* Source data *
'''

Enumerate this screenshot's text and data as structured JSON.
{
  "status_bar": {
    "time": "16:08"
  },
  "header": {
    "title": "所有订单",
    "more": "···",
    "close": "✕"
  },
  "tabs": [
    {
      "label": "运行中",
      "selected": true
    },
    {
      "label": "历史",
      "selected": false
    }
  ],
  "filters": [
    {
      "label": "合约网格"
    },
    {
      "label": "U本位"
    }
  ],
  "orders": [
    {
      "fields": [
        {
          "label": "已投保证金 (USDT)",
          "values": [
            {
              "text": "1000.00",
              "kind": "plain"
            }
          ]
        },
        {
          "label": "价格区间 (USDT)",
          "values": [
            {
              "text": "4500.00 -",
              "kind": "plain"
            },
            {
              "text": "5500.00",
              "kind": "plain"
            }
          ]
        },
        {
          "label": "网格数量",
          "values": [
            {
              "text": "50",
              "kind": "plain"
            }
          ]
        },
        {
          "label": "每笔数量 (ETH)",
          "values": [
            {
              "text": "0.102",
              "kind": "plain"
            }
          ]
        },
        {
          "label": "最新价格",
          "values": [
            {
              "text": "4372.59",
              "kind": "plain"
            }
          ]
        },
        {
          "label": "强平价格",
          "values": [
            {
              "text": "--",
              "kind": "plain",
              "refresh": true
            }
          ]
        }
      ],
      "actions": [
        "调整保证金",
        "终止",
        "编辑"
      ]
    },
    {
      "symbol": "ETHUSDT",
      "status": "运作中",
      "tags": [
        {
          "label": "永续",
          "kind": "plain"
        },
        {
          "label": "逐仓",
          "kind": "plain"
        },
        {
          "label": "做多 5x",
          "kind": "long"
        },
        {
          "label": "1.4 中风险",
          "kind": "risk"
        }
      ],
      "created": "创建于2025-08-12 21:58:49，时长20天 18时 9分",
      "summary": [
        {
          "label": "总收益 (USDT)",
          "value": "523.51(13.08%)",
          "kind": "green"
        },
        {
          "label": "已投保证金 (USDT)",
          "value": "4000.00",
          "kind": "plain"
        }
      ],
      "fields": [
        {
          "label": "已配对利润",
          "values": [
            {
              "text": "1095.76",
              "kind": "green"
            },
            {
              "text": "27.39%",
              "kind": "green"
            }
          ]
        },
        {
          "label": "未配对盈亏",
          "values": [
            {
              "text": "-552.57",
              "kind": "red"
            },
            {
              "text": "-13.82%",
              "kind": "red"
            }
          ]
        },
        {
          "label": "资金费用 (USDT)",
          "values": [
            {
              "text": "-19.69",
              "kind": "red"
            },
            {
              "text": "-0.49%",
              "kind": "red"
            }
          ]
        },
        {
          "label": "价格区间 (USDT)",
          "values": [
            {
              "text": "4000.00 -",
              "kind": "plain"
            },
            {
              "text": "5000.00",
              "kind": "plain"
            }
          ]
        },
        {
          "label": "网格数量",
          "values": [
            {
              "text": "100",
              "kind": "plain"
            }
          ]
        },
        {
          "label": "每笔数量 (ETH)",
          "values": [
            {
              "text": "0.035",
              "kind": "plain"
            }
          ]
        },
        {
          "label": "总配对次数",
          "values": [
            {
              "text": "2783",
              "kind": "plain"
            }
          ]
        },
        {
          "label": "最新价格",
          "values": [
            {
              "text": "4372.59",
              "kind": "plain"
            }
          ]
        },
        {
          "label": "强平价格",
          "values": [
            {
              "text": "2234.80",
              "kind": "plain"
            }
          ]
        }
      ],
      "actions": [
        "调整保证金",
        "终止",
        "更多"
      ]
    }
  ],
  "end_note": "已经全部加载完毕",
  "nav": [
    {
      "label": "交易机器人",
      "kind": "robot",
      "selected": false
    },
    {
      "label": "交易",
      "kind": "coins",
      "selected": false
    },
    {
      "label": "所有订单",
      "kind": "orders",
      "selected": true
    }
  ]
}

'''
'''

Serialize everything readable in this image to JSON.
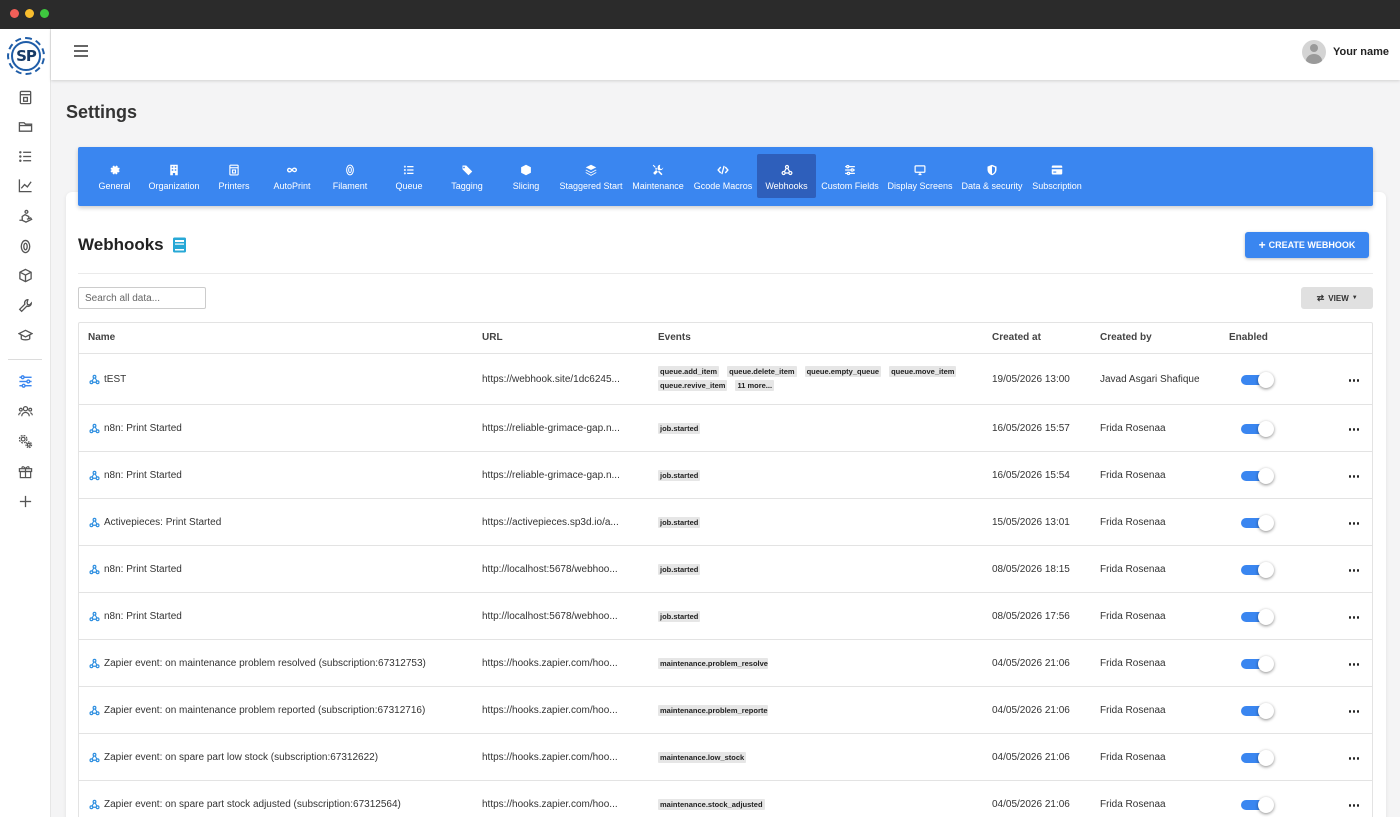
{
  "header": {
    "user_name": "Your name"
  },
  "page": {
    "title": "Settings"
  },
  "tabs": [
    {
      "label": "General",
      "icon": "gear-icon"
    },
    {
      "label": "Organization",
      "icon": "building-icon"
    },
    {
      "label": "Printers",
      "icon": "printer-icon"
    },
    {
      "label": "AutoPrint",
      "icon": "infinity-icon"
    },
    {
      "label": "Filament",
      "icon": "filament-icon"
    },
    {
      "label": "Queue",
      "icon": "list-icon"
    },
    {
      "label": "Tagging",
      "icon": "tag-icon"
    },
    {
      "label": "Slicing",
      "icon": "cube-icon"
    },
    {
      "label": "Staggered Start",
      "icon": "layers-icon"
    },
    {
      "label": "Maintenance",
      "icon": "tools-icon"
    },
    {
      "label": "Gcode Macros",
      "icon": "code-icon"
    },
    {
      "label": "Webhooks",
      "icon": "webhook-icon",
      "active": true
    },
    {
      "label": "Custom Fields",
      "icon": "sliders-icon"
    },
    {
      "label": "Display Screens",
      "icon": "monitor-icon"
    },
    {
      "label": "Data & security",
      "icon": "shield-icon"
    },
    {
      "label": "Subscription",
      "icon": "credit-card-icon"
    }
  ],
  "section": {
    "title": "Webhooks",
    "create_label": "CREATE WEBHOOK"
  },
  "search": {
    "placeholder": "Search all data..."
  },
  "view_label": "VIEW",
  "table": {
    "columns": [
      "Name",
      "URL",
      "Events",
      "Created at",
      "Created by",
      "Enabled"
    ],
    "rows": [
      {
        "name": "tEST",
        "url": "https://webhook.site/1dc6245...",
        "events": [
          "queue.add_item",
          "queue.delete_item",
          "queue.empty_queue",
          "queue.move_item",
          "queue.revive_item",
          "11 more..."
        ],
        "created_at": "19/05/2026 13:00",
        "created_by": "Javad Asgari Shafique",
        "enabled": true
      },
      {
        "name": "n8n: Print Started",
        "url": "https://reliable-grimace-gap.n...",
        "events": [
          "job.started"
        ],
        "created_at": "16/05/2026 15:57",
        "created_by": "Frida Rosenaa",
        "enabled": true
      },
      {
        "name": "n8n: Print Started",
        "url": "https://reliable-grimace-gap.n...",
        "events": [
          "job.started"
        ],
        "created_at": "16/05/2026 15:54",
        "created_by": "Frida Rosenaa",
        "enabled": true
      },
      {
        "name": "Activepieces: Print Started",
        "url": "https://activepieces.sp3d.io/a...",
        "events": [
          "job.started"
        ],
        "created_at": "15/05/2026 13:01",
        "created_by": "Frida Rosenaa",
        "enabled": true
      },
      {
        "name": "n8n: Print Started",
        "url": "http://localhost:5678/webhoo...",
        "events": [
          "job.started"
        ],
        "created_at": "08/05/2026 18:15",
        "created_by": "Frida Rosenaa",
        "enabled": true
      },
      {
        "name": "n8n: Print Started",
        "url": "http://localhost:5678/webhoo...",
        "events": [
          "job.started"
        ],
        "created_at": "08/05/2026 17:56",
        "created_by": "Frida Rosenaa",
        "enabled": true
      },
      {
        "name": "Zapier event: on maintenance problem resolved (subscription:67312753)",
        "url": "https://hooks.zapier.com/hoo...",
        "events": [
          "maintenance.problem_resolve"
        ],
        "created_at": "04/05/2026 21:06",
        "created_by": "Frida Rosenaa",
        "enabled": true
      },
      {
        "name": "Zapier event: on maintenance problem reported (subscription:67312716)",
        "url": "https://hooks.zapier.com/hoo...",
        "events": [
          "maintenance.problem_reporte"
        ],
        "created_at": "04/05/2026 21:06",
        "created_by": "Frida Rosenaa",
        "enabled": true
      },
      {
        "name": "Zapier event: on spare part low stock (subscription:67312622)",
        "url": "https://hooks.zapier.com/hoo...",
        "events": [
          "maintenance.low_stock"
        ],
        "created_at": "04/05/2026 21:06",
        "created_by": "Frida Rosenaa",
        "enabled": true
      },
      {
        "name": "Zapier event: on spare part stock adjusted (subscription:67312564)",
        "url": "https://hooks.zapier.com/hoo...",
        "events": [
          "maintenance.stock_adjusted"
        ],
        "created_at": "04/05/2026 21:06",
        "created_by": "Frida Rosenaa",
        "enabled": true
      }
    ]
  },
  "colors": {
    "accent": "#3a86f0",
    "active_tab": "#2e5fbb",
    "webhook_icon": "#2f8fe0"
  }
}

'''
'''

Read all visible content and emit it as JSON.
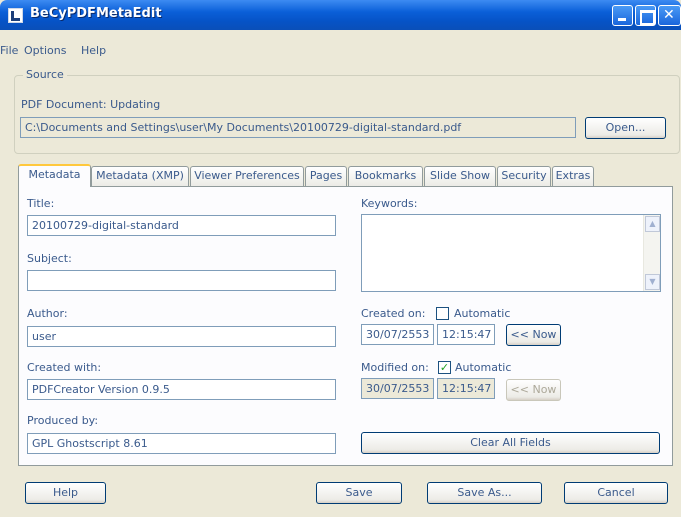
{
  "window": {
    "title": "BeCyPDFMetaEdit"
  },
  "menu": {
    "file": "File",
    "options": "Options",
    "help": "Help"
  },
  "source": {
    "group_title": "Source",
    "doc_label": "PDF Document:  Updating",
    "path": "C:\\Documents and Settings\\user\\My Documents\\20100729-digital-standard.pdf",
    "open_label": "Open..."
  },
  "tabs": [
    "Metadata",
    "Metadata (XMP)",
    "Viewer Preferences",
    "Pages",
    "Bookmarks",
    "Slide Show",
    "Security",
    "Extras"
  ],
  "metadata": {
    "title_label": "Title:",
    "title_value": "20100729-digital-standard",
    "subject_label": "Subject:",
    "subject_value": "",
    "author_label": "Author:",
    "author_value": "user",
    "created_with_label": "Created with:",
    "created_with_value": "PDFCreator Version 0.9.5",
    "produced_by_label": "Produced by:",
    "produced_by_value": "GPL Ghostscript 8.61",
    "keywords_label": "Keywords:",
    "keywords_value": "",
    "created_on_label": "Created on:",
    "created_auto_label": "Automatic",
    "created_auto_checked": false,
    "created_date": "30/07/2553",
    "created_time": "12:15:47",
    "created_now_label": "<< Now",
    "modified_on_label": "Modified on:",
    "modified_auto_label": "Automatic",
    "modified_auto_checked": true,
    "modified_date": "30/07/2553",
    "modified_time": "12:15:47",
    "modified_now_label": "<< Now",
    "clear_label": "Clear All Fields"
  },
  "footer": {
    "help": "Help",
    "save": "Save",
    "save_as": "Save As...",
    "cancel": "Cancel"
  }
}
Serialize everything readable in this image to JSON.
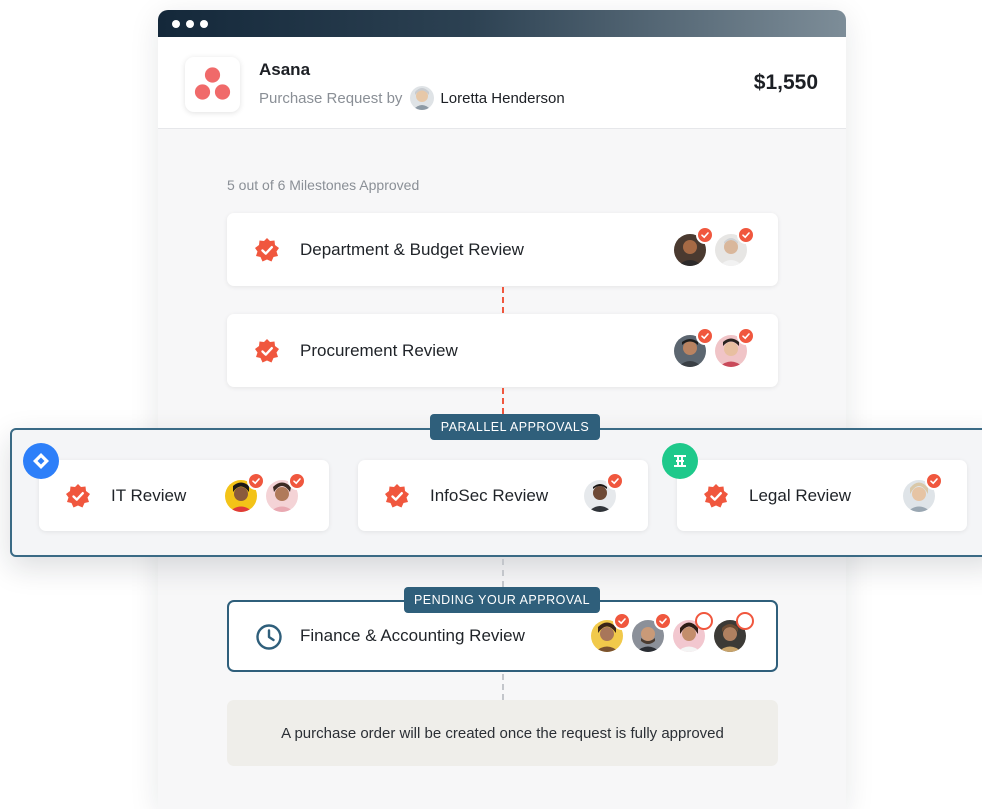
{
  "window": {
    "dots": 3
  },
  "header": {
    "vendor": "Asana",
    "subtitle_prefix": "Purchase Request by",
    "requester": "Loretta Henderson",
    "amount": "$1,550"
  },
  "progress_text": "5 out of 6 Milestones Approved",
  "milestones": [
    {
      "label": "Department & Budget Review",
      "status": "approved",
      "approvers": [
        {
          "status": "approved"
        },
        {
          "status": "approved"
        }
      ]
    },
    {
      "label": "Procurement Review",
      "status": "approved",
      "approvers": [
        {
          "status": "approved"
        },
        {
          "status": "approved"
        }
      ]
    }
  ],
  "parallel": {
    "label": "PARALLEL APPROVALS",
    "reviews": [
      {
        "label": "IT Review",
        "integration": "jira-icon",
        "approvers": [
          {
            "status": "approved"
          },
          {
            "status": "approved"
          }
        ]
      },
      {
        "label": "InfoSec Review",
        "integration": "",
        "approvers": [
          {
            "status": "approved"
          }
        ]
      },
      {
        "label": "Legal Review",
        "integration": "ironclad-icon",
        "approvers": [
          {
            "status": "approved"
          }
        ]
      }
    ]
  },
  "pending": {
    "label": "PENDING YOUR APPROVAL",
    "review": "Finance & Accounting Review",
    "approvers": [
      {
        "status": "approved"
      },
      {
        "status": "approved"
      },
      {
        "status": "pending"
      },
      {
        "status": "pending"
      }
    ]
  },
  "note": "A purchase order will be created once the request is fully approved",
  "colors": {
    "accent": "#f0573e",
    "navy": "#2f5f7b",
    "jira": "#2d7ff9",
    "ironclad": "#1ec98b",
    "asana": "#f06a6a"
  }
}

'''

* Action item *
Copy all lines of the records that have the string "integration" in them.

* Task solution *
        "integration": "jira-icon",
        "integration": "",
        "integration": "ironclad-icon",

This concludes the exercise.